The US Food and Drug Administration has unveiled the first phase of its Transparency Initiative: a new website called FDA Basics provides the public with detailed information on what the agency does, who works there, and how regulated products are approved for the marketplace.
The effort began last spring with a Transparency Task Force, created in June 2009, in response to the Obama administration’s open-government approach and with the support of the Department of Health and Human Services, said Joshua Sharfstein, MD, FDA’s principal deputy commissioner and chair of the task force, in a media briefing on Jan. 12, 2010. The agency launched a transparency blog last year to collect comments and suggestions and has held a series of public meetings on the subject. The task force received more than 900 comments, representing the public, consumers, and industry, said Sharfstein. People seem to want to know more about the drug-approval process in detailed, consumer-friendly language, he explained. In other words, they know a lot about consumer products, but they don’t know what went into the decision-making process to allow those products to get on the shelf.
The task force used the feedback to shape its agenda and three-phase plan, the first phase being the website. The FDA Basics website includes questions and answers (the public can submit more questions as time goes on), short videos (including an “on-the-record” series featuring FDA personnel describing their daily work), and online forums in which the public can engage with FDA personnel. Topics addressed include the product areas regulated by FDA such as drugs, dietary supplements, food, medical devices, and tobacco.
Phase 2, expected at the end of February, will involve a set of recommendations for the FDA Commissioner to make the agency’s activities more transparent, useful, and understandable to the public, according to an FDA press release. In other words, explained Sharfstein during the briefing, the task force will identify what types of information FDA can make accessible to the public regarding agency decisions on regulated products. This may include the publication of more redacted communications between the agency and industry about specific drug applications. But that is a hefty task, pointed out Sharfstein, because redaction in itself can be a complicated and lengthy process. In addition, there are so many different parts and scenarios to the application process that it will be challenging to figure out which parts should be made public and at what stage of the process.

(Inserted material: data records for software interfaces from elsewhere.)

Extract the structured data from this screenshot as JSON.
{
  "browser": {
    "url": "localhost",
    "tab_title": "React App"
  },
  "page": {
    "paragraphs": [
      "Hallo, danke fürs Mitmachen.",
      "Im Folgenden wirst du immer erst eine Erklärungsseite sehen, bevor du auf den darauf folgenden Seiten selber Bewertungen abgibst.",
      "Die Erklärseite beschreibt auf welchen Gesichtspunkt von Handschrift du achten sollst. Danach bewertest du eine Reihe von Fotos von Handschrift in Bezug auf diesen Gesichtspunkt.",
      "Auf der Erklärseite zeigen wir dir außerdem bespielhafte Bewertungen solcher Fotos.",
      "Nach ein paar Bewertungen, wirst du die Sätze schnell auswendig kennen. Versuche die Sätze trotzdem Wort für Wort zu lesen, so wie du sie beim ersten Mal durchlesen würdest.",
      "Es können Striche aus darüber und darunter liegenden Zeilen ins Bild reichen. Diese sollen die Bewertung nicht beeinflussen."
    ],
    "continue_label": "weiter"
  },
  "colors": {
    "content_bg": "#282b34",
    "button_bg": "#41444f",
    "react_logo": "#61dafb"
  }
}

Phase 3, expected this summer, will also involve a set of recommendations for the FDA Commissioner, with this set focusing on what information can be made more transparent to the regulated industries.
“This is a step to making FDA a more open and transparent agency,” said Sharfstein, adding that the website provides a new way for people to interact with the agency.
In fact, members of FDA’s Office of Generic Drugs review team recently published a paper on Common Deficiencies in ANDAs with PharmTech. The paper is meant to provide industry with information about the CMC section of their abbreviated new drug applications by offering concrete examples and recommendations. This is the first time the agency has provided so much detail on a typically nontransparent process.
It’s wonderful to see this kind of openness from a federal agency. The initiative can go a long way toward educating the public about what FDA does—and how—and also provide industry with real-time answers to their daily challenges, ultimately improving product quality and patient safety.